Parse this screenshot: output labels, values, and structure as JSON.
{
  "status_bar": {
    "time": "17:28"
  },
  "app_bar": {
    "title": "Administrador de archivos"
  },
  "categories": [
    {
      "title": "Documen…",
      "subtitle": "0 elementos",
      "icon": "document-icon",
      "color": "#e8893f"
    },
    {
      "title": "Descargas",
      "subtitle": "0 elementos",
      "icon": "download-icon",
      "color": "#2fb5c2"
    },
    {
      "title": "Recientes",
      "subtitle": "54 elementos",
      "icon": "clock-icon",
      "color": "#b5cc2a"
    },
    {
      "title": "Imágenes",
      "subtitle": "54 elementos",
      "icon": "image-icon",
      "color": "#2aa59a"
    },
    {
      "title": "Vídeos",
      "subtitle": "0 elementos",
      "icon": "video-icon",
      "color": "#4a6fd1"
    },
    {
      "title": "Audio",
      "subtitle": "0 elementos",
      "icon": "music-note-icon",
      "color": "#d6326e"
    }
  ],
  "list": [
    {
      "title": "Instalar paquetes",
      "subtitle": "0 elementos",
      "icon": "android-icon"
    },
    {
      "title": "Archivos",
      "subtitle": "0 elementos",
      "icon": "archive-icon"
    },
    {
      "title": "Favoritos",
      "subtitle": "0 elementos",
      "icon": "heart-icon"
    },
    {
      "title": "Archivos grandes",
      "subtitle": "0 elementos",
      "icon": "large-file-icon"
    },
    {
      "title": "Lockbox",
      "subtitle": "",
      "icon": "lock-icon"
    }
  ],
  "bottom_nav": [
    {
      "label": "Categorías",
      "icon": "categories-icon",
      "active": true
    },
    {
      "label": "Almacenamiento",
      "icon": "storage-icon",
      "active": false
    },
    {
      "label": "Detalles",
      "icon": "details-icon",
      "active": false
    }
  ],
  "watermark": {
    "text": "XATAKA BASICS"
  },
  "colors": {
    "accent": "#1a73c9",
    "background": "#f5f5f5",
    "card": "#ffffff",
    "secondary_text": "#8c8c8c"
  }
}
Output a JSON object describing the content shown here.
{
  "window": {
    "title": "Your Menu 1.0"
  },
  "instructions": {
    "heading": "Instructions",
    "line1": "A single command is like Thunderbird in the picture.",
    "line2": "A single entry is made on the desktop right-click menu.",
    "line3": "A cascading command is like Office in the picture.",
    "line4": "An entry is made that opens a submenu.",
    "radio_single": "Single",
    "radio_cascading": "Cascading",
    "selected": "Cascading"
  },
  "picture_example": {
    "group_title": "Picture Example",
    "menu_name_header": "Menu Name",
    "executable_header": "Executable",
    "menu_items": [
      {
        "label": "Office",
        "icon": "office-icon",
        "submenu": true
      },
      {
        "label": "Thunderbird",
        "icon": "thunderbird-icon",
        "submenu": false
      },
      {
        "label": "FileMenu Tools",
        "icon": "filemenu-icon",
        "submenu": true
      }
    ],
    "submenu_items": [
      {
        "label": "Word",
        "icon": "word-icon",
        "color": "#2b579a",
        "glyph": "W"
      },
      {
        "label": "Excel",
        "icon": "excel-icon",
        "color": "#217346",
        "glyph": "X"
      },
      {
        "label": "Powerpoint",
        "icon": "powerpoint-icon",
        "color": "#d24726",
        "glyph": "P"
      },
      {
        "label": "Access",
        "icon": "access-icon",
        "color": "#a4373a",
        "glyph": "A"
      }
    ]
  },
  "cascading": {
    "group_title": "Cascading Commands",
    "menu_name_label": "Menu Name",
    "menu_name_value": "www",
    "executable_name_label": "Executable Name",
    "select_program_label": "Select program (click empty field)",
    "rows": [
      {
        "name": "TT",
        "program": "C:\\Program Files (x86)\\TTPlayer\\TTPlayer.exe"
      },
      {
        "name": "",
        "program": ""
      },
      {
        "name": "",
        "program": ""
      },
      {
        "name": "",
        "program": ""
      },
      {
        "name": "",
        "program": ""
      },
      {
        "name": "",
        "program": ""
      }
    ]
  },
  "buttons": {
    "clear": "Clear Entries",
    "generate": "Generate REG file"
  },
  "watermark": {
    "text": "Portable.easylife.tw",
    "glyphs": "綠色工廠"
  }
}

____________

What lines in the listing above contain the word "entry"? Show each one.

    "line2": "A single entry is made on the desktop right-click menu.",
    "line4": "An entry is made that opens a submenu.",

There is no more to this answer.